Second, the outcome of the study was fascinating. We put the highest quality keto diet against the highest quality Mediterranean diet and learned that participants could eat whole food carbohydrates from things like fruit, whole grains, and legumes and still lose as much weight and equally improve the markers of diabetes. Plus, those on the Mediterranean diet stuck with it more consistently. I hope to see more studies like this that help people realize that we don’t need to avoid all carbs to achieve our health goals, we just need to cut back on refined carbs.
When you’re not eating Methodology, what are you usually cooking at home? I cook very healthfully when I’m at home and prefer eating Asian food. My favorite very fast, go-to meal to make at home is fried cauliflower rice. I usually make it using whatever produce I have on hand, but in its most ideal form, I stirfry shiitake mushrooms, asparagus, cauliflower rice, porcini powder, onion powder, pink salt, fish sauce, egg whites, and a can of wild sardines in EVOO. Then I top it off with Thai basil, lime juice, and broccoli sprouts. It sounds a bit insane, but it tastes amazing because of how the EVOO soaks up the umami from the sardines. Plus, it’s extremely high in protein, fiber, and omega-3. This is inspired by Vietnamese salted fish fried rice, something I grew up eating. I altered the recipe to be much lower calorie, higher protein, higher fiber, and veg-packed. This is basically what we do at Methodology—take everyday household favorites and transform them into their most nourishing versions.

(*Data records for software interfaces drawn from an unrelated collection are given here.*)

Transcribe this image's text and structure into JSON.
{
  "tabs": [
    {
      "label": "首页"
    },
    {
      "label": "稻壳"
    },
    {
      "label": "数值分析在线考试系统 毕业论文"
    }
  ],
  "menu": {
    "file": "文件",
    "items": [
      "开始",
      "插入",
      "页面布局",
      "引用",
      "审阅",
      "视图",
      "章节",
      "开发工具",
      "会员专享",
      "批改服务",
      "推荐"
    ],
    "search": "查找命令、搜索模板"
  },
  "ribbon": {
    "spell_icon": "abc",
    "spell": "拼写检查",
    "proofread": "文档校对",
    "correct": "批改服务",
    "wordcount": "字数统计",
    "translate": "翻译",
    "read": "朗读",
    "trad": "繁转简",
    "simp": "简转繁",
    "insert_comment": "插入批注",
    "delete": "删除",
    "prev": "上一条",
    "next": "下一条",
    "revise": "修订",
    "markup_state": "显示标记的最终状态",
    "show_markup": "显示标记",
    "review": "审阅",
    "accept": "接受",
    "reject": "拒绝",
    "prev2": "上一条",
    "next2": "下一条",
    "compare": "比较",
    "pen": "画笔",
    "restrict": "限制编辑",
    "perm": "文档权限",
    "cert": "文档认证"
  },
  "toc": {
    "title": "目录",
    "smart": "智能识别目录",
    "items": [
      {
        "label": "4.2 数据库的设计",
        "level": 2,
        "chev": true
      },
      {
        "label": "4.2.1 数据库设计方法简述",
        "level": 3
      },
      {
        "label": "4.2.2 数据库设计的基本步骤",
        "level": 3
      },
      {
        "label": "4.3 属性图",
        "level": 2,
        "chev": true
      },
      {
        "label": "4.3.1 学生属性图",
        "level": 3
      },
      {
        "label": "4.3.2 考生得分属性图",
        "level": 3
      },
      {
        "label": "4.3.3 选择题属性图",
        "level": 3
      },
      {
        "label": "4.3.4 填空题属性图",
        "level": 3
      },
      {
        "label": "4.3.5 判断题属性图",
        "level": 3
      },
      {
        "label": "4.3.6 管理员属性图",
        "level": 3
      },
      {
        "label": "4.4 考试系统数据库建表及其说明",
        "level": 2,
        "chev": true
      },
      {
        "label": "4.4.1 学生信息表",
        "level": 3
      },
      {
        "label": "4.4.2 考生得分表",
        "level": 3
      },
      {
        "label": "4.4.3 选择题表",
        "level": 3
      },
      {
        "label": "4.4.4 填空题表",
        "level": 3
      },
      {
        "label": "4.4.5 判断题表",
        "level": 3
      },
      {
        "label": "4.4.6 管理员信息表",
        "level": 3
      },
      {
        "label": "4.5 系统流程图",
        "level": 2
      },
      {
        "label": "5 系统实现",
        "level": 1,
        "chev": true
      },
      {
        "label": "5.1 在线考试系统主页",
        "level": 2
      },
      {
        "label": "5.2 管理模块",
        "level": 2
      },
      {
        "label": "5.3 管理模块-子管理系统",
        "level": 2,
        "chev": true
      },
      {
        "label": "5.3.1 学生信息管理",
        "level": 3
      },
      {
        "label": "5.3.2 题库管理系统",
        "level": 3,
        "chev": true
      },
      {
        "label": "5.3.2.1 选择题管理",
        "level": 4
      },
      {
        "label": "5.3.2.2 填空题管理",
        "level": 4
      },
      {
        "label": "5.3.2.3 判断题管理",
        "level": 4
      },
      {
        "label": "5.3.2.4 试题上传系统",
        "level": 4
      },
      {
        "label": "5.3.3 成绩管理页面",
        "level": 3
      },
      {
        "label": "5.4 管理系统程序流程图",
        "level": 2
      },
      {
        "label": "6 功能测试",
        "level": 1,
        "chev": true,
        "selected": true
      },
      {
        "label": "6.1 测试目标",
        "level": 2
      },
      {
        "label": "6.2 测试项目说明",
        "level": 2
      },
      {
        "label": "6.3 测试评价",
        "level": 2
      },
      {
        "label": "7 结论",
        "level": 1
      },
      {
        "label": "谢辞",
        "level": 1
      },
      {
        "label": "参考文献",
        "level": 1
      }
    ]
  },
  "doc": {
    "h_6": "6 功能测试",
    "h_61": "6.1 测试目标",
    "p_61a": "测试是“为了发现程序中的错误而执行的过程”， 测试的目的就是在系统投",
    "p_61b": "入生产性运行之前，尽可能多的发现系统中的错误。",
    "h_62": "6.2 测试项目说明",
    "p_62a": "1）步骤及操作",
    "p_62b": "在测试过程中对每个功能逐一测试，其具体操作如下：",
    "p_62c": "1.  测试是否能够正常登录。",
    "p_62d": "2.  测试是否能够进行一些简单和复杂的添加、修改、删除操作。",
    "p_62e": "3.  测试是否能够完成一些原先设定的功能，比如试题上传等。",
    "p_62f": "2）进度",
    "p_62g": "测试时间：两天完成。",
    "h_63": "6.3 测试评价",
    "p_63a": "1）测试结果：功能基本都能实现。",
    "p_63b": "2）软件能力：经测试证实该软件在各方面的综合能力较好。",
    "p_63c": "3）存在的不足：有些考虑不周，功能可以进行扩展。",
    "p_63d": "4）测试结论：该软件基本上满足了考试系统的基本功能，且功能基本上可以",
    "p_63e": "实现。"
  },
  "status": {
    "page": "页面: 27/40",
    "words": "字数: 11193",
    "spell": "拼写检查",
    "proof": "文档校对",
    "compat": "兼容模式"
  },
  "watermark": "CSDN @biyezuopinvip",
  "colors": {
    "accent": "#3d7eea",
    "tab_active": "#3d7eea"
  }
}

You want people to consider your service in lieu of Doordash or Postmates. What’s the comp there roughly? If you were to recreate a Methodology meal on DoorDash or Postmates, you’d need to order a protein main and two veggie sides or appetizers, at the minimum. Doing this would result in a meal, with all taxes and fees, that would cost at least $25-35. Plus, you wouldn’t know what ingredients were used, and it’s highly likely the protein was not sustainable (wild seafood or pastured protein) and that the meal included inflammatory oils or refined sugar.
Any other great tips for convenient healthy meals at home when people aren’t using your service? For convenient healthy meals at home when not using Methodology, I recommend learning how to assemble meals quickly using prepped vegetables, sustainable protein (wild seafood and pastured protein), and whole food carbohydrates (rice, potatoes, oats) from Trader Joe’s. There are a few basic keys to making food tasty at home. First, don’t overcook the protein. Most should be cooked using medium heat on the pan, not high heat. Also, protein continues to cook after it’s removed from the heat, which is where most amateur home chefs go wrong. Second, have fun trying different delicious spice mixes until you uncover your favorites.